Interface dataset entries
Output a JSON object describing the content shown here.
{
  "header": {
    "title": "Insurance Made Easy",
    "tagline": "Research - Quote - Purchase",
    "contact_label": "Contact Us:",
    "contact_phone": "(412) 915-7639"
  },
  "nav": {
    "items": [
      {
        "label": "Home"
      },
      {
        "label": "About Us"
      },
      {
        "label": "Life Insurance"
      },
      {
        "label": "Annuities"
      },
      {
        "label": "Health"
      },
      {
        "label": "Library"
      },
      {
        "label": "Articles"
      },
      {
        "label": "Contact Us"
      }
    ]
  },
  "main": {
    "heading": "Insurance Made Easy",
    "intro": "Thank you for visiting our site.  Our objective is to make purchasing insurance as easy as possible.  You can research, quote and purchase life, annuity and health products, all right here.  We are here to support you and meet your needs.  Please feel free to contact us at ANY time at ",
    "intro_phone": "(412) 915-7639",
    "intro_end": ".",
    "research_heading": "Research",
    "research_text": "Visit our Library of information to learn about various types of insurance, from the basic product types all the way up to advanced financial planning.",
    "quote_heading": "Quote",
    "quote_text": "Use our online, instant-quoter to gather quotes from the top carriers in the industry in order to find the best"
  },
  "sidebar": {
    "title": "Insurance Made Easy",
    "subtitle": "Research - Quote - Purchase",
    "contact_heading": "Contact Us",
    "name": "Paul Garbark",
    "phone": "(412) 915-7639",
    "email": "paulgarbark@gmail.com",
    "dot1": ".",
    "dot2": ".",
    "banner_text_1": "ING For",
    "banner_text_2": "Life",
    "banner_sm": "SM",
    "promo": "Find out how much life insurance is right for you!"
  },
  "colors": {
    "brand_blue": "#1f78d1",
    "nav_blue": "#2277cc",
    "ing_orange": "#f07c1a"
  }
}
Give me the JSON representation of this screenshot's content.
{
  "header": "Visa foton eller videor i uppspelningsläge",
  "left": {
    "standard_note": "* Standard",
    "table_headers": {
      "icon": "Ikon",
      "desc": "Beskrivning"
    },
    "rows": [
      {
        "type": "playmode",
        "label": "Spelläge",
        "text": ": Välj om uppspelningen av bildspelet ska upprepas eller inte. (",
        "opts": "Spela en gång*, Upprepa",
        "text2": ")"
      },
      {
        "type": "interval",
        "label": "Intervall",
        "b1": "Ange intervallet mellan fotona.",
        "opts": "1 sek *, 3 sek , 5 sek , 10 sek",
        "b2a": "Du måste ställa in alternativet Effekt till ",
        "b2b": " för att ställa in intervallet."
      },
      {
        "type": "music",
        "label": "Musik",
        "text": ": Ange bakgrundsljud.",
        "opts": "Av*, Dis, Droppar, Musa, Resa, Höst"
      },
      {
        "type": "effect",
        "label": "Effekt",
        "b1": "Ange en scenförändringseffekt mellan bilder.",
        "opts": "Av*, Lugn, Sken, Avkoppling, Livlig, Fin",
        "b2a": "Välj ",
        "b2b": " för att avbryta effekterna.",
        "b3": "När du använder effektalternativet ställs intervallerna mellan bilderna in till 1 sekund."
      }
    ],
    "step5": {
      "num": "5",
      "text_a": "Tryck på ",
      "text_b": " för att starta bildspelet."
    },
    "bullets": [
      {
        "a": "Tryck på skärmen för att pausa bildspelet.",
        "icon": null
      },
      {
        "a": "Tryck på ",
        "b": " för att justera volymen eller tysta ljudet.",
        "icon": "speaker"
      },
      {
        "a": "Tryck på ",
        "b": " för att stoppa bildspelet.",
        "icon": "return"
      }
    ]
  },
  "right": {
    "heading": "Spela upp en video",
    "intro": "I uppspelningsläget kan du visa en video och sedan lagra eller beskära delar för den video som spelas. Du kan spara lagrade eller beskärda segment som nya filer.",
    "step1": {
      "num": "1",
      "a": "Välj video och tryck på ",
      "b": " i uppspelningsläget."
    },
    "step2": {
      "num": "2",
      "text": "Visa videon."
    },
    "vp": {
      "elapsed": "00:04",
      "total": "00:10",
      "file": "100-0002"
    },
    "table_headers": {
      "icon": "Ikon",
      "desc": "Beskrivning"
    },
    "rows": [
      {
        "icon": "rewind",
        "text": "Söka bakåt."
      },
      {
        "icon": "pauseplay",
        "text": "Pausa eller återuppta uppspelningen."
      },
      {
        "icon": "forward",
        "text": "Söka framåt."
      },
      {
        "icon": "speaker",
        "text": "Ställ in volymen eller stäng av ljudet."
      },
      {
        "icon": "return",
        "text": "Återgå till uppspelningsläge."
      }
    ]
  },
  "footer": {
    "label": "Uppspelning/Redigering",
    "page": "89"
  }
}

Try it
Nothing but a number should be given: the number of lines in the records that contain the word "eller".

The answer
6